Post-Show Conversations: Scandaltown

A TORCH Post-show Conversation podcast about the Lyric Hammersmith production of Scandaltown.

This conversation was recorded between Caroline Taylor and Ruth Moore on 25 April 2022 on location in London. It explores Caroline's responses to the play, including whether it lives up to its branding as a 'restoration comedy for the 21st century'.

TORCH Post-show Conversations is a series of informal, 'on location' conversations between Oxford researchers in response to a current theatre production. Designed to capture 'on the night' responses to performance, the Conversations give listeners a chance to eavesdrop on the intersections between research and theatre practice, and give researchers the opportunity to respond in real time to the best of theatre. Variation in sound quality comes from recording in public spaces or in transit. A full transcript will be available in due course, in the meantime please contact TORCH if you have any questions about this conversation. 
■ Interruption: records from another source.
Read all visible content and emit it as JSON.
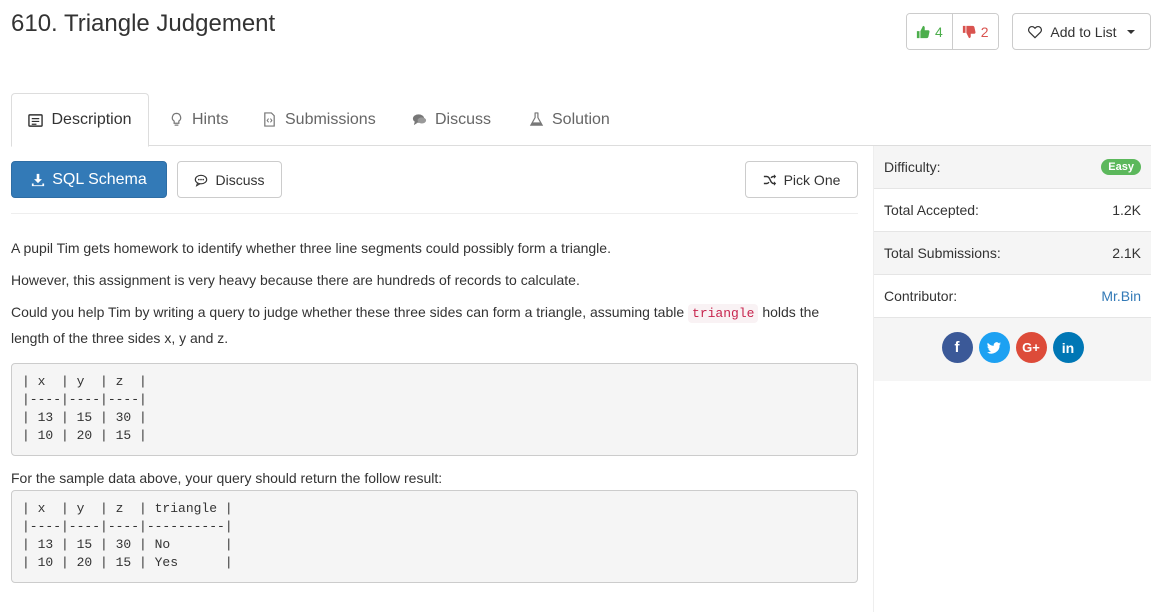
{
  "header": {
    "title": "610. Triangle Judgement",
    "upvotes": "4",
    "downvotes": "2",
    "add_to_list": "Add to List"
  },
  "tabs": [
    {
      "label": "Description",
      "icon": "description-icon"
    },
    {
      "label": "Hints",
      "icon": "lightbulb-icon"
    },
    {
      "label": "Submissions",
      "icon": "code-file-icon"
    },
    {
      "label": "Discuss",
      "icon": "comments-icon"
    },
    {
      "label": "Solution",
      "icon": "flask-icon"
    }
  ],
  "toolbar": {
    "schema_label": "SQL Schema",
    "discuss_label": "Discuss",
    "pick_one_label": "Pick One"
  },
  "description": {
    "p1": "A pupil Tim gets homework to identify whether three line segments could possibly form a triangle.",
    "p2": "However, this assignment is very heavy because there are hundreds of records to calculate.",
    "p3_before": "Could you help Tim by writing a query to judge whether these three sides can form a triangle, assuming table ",
    "p3_code": "triangle",
    "p3_after": " holds the length of the three sides x, y and z.",
    "table1": "| x  | y  | z  |\n|----|----|----|\n| 13 | 15 | 30 |\n| 10 | 20 | 15 |",
    "p4": "For the sample data above, your query should return the follow result:",
    "table2": "| x  | y  | z  | triangle |\n|----|----|----|----------|\n| 13 | 15 | 30 | No       |\n| 10 | 20 | 15 | Yes      |"
  },
  "sidebar": {
    "difficulty_label": "Difficulty:",
    "difficulty_value": "Easy",
    "accepted_label": "Total Accepted:",
    "accepted_value": "1.2K",
    "submissions_label": "Total Submissions:",
    "submissions_value": "2.1K",
    "contributor_label": "Contributor:",
    "contributor_value": "Mr.Bin"
  },
  "socials": [
    {
      "name": "facebook",
      "glyph": "f",
      "color": "#3b5998"
    },
    {
      "name": "twitter",
      "glyph": "t",
      "color": "#1da1f2"
    },
    {
      "name": "google-plus",
      "glyph": "G+",
      "color": "#dd4b39"
    },
    {
      "name": "linkedin",
      "glyph": "in",
      "color": "#0077b5"
    }
  ],
  "colors": {
    "primary": "#337ab7",
    "upvote": "#4cae4c",
    "downvote": "#d9534f",
    "easy": "#5cb85c"
  }
}
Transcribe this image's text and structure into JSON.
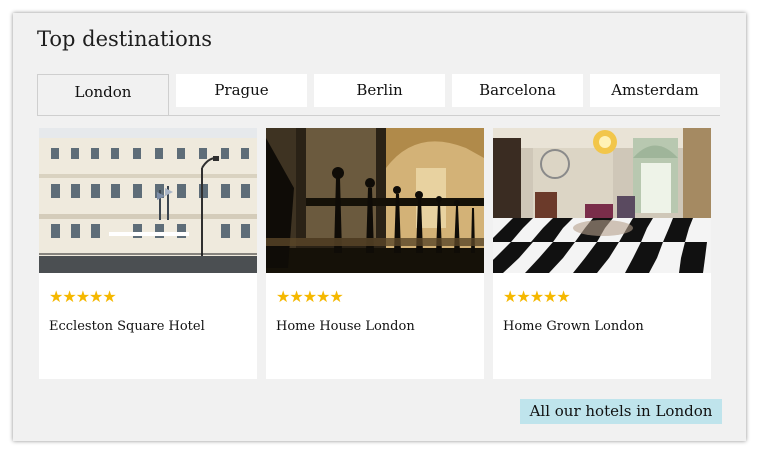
{
  "widget": {
    "title": "Top destinations",
    "tabs": [
      {
        "label": "London",
        "active": true
      },
      {
        "label": "Prague",
        "active": false
      },
      {
        "label": "Berlin",
        "active": false
      },
      {
        "label": "Barcelona",
        "active": false
      },
      {
        "label": "Amsterdam",
        "active": false
      }
    ],
    "hotels": [
      {
        "name": "Eccleston Square Hotel",
        "rating": 5,
        "stars": "★★★★★"
      },
      {
        "name": "Home House London",
        "rating": 5,
        "stars": "★★★★★"
      },
      {
        "name": "Home Grown London",
        "rating": 5,
        "stars": "★★★★★"
      }
    ],
    "cta_label": "All our hotels in London"
  },
  "colors": {
    "panel_bg": "#f1f1f1",
    "star": "#f5b800",
    "cta_bg": "#bfe4ec"
  },
  "icons": {
    "rating": "star-icon"
  }
}
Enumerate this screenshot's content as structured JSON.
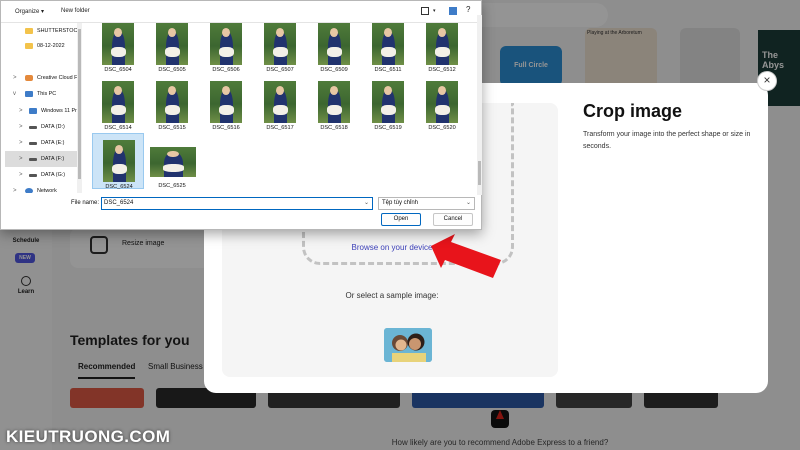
{
  "background": {
    "rail": {
      "schedule_label": "Schedule",
      "new_badge": "NEW",
      "learn_label": "Learn"
    },
    "resize_card_label": "Resize image",
    "full_circle_label": "Full Circle",
    "playing_label": "Playing at the Arboretum",
    "book_label": "The Abys",
    "templates_title": "Templates for you",
    "tabs": [
      "Recommended",
      "Small Business"
    ],
    "survey_text": "How likely are you to recommend Adobe Express to a friend?"
  },
  "crop_modal": {
    "title": "Crop image",
    "description": "Transform your image into the perfect shape or size in seconds.",
    "browse_link": "Browse on your device",
    "sample_label": "Or select a sample image:",
    "close_symbol": "×"
  },
  "file_dialog": {
    "toolbar": {
      "organize": "Organize ▾",
      "new_folder": "New folder"
    },
    "nav": [
      {
        "label": "SHUTTERSTOCK",
        "icon": "folder",
        "chevron": ""
      },
      {
        "label": "08-12-2022",
        "icon": "folder",
        "chevron": ""
      },
      {
        "label": "Creative Cloud F",
        "icon": "cloud",
        "chevron": ">"
      },
      {
        "label": "This PC",
        "icon": "pc",
        "chevron": "v"
      },
      {
        "label": "Windows 11 Pr",
        "icon": "pc",
        "chevron": ">"
      },
      {
        "label": "DATA (D:)",
        "icon": "drive",
        "chevron": ">"
      },
      {
        "label": "DATA (E:)",
        "icon": "drive",
        "chevron": ">"
      },
      {
        "label": "DATA (F:)",
        "icon": "drive",
        "chevron": ">"
      },
      {
        "label": "DATA (G:)",
        "icon": "drive",
        "chevron": ">"
      },
      {
        "label": "Network",
        "icon": "net",
        "chevron": ">"
      }
    ],
    "files": [
      "DSC_6504",
      "DSC_6505",
      "DSC_6506",
      "DSC_6507",
      "DSC_6509",
      "DSC_6511",
      "DSC_6512",
      "DSC_6514",
      "DSC_6515",
      "DSC_6516",
      "DSC_6517",
      "DSC_6518",
      "DSC_6519",
      "DSC_6520",
      "DSC_6524",
      "DSC_6525"
    ],
    "selected_file": "DSC_6524",
    "filename_label": "File name:",
    "filename_value": "DSC_6524",
    "filetype_value": "Tệp tùy chỉnh",
    "open_button": "Open",
    "cancel_button": "Cancel"
  },
  "watermark": "KIEUTRUONG.COM",
  "colors": {
    "accent": "#0067c0",
    "link": "#3b3fb8",
    "arrow": "#e8141b",
    "selection": "#cce4f7"
  }
}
About the play:

From the Lyric Hammersmith website:

Mike Bartlett’s hilarious and irreverent new comedy uncovers a decadent world of sex, hypocrisy, parties and power.

It’s the event of the season and the fame–hungry have come to play, but not all is what it seems when a web of lies and mishaps risk exposing the reputation of London’s elite.

Artistic Director Rachel O’Riordan directs this Restoration comedy for the 21st Century, celebrating a spectacular return to the theatre with a 12-strong ensemble, an exquisite score and the finest couture. A party that will no doubt have all of London talking.

Welcome to #Scandaltown.

About the contributors:

Caroline Taylor is a PhD student at Oxford University (St Hugh's College). Her work investigates the interrelation between female sexuality and plague discourses on the English stage from 1590 to1700. She examines not only how this association came into existence, but how the relationship between plague and female sexuality acts as an intellectual throughline from Shakespeare to the death of Elizabeth Barry.

Introduction & production by Ruth Moore